500 miles to Cape Horn for leader Le Cléac'h
The approach to Cape Horn looks to be relatively benign for the two leaders of the Vendée Globe now 560 miles apart. Leader Armel Le Cléac'h is now closer to the race course's most emblematic milestone than second placed Alex Thomson is to him.
A scary moment for Sébastien Destremau1
Horn sweet Horn
Armel Le Cléac'h - Banque populaire VIII
Rather than the blast of a fast moving low pressure carrying lots of wind, as might be expected, Thomson is upwind in 10kts of breeze towards the centre of a low, while Le Cléacíh is slightly quicker. Routing models have Banque Populaire VIII at the famous island tomorrow afternoon and Hugo Boss on Sunday afternoon, Christmas Day. Both should get the chance to pass relatively close to the Horn in daylight.

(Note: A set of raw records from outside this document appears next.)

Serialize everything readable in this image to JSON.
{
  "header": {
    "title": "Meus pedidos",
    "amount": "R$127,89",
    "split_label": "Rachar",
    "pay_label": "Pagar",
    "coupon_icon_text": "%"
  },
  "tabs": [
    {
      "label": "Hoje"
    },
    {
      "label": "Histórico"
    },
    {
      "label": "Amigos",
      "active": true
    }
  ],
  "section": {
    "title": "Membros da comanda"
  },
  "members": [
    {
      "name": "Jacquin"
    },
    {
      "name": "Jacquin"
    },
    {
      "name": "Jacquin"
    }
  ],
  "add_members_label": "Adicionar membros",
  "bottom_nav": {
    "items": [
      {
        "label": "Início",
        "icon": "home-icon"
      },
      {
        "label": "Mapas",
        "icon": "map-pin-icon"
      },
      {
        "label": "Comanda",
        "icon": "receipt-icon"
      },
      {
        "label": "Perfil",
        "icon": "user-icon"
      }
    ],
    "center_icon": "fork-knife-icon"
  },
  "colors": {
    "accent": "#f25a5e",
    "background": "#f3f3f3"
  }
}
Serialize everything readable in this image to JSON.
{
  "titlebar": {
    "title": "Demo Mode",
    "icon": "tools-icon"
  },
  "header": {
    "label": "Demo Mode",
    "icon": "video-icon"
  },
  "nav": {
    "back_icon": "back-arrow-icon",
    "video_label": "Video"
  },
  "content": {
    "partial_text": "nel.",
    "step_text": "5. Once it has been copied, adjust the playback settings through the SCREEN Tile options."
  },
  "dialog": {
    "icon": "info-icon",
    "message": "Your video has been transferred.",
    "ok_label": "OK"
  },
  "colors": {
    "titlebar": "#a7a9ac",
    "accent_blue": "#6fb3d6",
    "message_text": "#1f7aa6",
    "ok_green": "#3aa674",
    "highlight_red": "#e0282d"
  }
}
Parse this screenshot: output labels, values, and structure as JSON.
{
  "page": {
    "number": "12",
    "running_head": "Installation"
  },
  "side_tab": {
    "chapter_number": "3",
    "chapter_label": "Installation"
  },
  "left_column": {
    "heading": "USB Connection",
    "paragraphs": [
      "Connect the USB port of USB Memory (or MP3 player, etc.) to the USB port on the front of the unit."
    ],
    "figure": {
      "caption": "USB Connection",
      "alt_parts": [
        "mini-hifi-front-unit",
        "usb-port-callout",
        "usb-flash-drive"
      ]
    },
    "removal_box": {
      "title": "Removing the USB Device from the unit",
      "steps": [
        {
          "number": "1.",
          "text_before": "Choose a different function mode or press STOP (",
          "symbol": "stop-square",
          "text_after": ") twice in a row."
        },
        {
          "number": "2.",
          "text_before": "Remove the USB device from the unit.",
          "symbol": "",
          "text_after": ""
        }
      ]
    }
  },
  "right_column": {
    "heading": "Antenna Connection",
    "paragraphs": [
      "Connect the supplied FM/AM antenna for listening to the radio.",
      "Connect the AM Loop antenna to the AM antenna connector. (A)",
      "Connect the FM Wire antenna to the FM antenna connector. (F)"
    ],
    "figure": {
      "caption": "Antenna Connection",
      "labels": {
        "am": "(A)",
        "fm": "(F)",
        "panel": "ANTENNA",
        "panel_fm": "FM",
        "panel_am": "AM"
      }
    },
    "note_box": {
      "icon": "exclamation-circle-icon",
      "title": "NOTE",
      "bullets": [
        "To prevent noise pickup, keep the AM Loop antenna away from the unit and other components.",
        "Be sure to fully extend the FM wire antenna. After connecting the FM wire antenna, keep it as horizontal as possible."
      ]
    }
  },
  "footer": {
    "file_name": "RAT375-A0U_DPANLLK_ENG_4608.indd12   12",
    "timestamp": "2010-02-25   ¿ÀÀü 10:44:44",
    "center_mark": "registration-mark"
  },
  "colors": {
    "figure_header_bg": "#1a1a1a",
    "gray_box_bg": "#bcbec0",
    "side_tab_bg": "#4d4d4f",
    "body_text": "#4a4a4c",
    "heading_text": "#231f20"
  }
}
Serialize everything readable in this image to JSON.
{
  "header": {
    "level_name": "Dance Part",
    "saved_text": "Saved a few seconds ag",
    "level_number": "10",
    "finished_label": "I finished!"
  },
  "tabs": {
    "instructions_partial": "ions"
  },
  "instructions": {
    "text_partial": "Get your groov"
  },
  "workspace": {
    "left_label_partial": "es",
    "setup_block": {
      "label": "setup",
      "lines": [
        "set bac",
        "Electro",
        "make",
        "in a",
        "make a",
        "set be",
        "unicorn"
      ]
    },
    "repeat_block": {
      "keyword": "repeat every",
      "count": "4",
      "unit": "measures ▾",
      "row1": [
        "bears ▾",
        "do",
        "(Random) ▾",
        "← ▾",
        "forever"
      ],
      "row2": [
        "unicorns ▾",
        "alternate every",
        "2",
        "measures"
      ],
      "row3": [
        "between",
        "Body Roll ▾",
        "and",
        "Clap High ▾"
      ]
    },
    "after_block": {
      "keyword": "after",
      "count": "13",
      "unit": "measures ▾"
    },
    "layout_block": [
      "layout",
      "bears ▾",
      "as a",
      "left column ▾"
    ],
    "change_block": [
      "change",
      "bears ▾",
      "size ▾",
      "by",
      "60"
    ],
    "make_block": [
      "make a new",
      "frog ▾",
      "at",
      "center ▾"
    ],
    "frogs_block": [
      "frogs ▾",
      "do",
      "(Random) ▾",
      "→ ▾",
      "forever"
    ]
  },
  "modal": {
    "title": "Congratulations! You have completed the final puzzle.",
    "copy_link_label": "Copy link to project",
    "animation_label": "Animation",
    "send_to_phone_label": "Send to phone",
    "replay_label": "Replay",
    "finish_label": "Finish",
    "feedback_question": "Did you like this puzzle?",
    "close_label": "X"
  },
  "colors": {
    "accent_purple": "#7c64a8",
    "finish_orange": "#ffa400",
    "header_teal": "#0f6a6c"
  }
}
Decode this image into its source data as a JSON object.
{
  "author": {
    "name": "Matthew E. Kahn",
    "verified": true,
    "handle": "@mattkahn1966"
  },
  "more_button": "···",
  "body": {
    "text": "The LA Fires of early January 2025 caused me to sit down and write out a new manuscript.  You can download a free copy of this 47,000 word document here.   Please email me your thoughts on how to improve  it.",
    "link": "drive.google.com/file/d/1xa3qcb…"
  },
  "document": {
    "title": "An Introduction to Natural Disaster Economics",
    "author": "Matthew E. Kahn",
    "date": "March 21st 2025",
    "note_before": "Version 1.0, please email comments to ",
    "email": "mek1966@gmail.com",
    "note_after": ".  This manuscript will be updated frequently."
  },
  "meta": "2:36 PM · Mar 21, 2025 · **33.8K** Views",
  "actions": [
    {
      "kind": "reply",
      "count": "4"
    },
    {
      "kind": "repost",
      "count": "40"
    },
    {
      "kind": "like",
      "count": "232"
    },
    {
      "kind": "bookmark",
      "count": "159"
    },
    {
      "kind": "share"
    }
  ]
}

Since Paul Meilhat (SMA) started making his way north after damage to his keel ram, Jérémie Beyou (Maître CoQ) has been alone in third place, sailing on the back of a small area of low pressure. The wind is variable in strength and direction but Jérémie is making good headway in spite of all the problems he has encountered during his third attempt at the Vendée Globe. He still has a comfortable lead over Jean-Pierre Dick (StMichel-Virbac): 469 miles separated them in the 0400 UTC rankings. Dick is dealing with a ridge of high presure this morning and it looks like he will have to wait until tomorrow morning to accelerate again. Yann Eliès (Quéguiner-Leucémie Espoir) and Jean Le Cam (Finistère Mer Vent) are sailing ahead of a low pressure system, but will be running into a high later today. The battle continues for fifth place with just 37 miles between them this morning with the advantage going to Eliès. ďItís nice sailing along with Jean. We have been together since the storm that we had to deal with off New Zealand. Sailing with someone else means doing battle, checking your speed and strategy. Itís also an advantage in terms of safety in these isolated waters.Ē
Conrad at the half-way mark, Happy Birthday Didac!
On the edge of the Antarctic Exclusion Zone, Louis Burton (Bureau Vallée) is making the most of some fine conditions. He has passed New Zealand and entered the real Pacific with Cape Horn the next piece of land. Just over 500 miles behind Nandor Fa (Spirit of Hungary), Conrad Colman (Foresight Natural Energy) has passed the halfway point and is about to enter the Pacific and say hi to his homeland as he goes by. Further back, the group of five are catching Arnaud Boissières (La Mie Câline). This morning there were only 140 miles between Alan Roura (13th on La Fabrique) and Rich Wilson (17th on Great American IV). Eric Bellion is performing well on CommeUnSeulHomme, which was the fastest in the fleet over the past 24 hours, covering 410 miles. Eric has overtaken Rich Wilson and Fabrice Amedeo (Newrest-Matmut), and is getting closer to Enda OíCoineen (Kilcullen Voyager-Team Ireland). Tomorrow these five will be facing the nasty low, which is currently affecting those at the rear: Pieter Heerema (No Way Back), Didac Costa (One Planet One Ocean), Romain Attanasio (Famille Mary-Etamine du Lys) and Sébastien Destremau (TechnoFirst-faceOcean). While they have avoided the worst of the weather by heading north, conditions remain very rough as they advance towards Cape Leeuwin. Didac Costa, who is celebrating his 36th birthday will be happy to be getting close to the second major cape. The Catalan sailor, who set off from Les Sables díOlonne four days after everyone else, is catching Pieter Heerema.
Jérémie Beyou (3rd on Maître CoQ): ďIím still sailing on the back of a low with variable winds going from 15-30 knots and huge shifts. I have 34 knots at the moment in fact. While on the charts I managed to get, they were talking about fifteen. My thoughts go out to Paul (Meilhat) who had been doing so well. When someone who has been close like that drops out, it hits you hard. I still have a few problems, which are ruining things for me. The boat isnít at 100%, but Iím doing what I can. Some of the others are suffering more. I am up with the frontrunners after all. Iím giving myself one goal at a time. The next is to get to Cape Horn without things getting worse on the boat.Ē
Yann Eliès (5th on Quéguiner-Leucémie Espoir): ďI have been sailing in exceptional conditions for the past couple of days: not too much wind, sunshine, and a nice swell which is pushing me along. Itís really a pleasure in this first part of the Pacific. I managed to air out the boat, get some sunshine out on deck without having to wrap up and I was even in my bare feet. Conditions are expected to be light in the next 48 hours. Iíll take advantage of that to recharge my batteries, inspect the boat and do some odd jobs. After the incidents affecting Stéphane (Le Diraison), Thomas (Ruyant) and Paul (Meilhat), I know how lucky I am to have a boat in good shape at this point in the course. I think that with my shore team we made some wise choices. But I shouldnít cry victory too soon. I havenít yet done two-thirds of the race course.Ē